-------- Supplied data

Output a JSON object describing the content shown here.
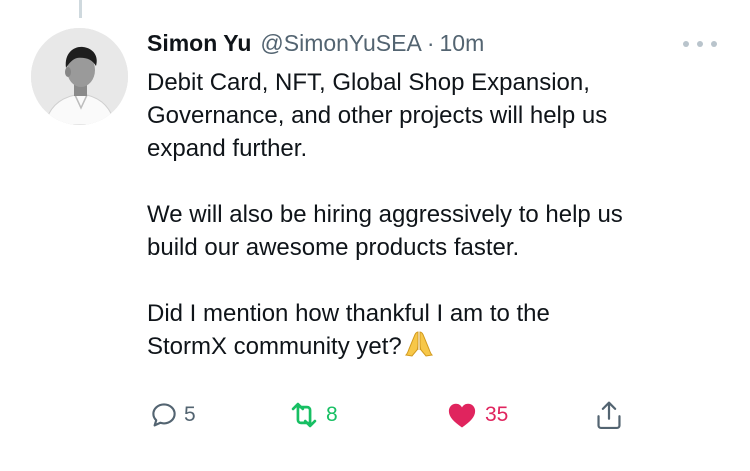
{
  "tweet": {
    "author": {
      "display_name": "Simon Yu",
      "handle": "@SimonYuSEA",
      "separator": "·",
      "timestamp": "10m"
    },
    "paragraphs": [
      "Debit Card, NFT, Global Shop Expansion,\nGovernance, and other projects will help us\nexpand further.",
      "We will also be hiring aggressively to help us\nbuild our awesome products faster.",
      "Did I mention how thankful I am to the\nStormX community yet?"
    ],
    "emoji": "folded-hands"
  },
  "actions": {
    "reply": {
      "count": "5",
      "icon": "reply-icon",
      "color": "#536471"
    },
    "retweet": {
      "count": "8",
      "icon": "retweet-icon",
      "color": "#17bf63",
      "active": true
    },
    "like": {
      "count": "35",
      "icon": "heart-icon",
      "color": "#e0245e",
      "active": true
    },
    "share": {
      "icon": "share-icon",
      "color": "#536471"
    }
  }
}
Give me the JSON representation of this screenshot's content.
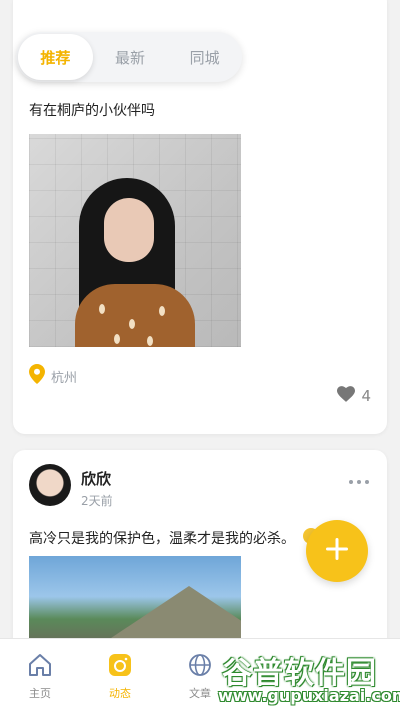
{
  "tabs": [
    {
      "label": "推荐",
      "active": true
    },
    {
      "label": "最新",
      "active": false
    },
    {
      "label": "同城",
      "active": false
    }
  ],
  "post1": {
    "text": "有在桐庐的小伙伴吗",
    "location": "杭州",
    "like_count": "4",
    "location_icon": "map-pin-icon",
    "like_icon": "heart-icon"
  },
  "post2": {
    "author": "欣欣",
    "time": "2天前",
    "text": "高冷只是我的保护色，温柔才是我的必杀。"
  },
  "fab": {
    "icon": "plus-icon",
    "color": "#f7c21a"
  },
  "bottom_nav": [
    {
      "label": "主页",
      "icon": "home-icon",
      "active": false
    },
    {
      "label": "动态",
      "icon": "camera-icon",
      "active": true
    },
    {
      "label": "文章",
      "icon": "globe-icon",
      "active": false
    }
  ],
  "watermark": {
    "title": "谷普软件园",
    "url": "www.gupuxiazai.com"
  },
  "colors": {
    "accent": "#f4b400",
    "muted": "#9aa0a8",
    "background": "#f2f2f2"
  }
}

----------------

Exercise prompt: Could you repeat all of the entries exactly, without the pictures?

Response for this exercise:
Output a JSON object describing the content shown here.
{
  "tweet": {
    "author": {
      "display_name": "Simon Yu",
      "handle": "@SimonYuSEA",
      "separator": "·",
      "timestamp": "10m"
    },
    "paragraphs": [
      "Debit Card, NFT, Global Shop Expansion,\nGovernance, and other projects will help us\nexpand further.",
      "We will also be hiring aggressively to help us\nbuild our awesome products faster.",
      "Did I mention how thankful I am to the\nStormX community yet?"
    ],
    "emoji": "folded-hands"
  },
  "actions": {
    "reply": {
      "count": "5",
      "icon": "reply-icon",
      "color": "#536471"
    },
    "retweet": {
      "count": "8",
      "icon": "retweet-icon",
      "color": "#17bf63",
      "active": true
    },
    "like": {
      "count": "35",
      "icon": "heart-icon",
      "color": "#e0245e",
      "active": true
    },
    "share": {
      "icon": "share-icon",
      "color": "#536471"
    }
  }
}
Give me the JSON representation of this screenshot's content.
{
  "tabs": [
    {
      "label": "推荐",
      "active": true
    },
    {
      "label": "最新",
      "active": false
    },
    {
      "label": "同城",
      "active": false
    }
  ],
  "post1": {
    "text": "有在桐庐的小伙伴吗",
    "location": "杭州",
    "like_count": "4",
    "location_icon": "map-pin-icon",
    "like_icon": "heart-icon"
  },
  "post2": {
    "author": "欣欣",
    "time": "2天前",
    "text": "高冷只是我的保护色，温柔才是我的必杀。"
  },
  "fab": {
    "icon": "plus-icon",
    "color": "#f7c21a"
  },
  "bottom_nav": [
    {
      "label": "主页",
      "icon": "home-icon",
      "active": false
    },
    {
      "label": "动态",
      "icon": "camera-icon",
      "active": true
    },
    {
      "label": "文章",
      "icon": "globe-icon",
      "active": false
    }
  ],
  "watermark": {
    "title": "谷普软件园",
    "url": "www.gupuxiazai.com"
  },
  "colors": {
    "accent": "#f4b400",
    "muted": "#9aa0a8",
    "background": "#f2f2f2"
  }
}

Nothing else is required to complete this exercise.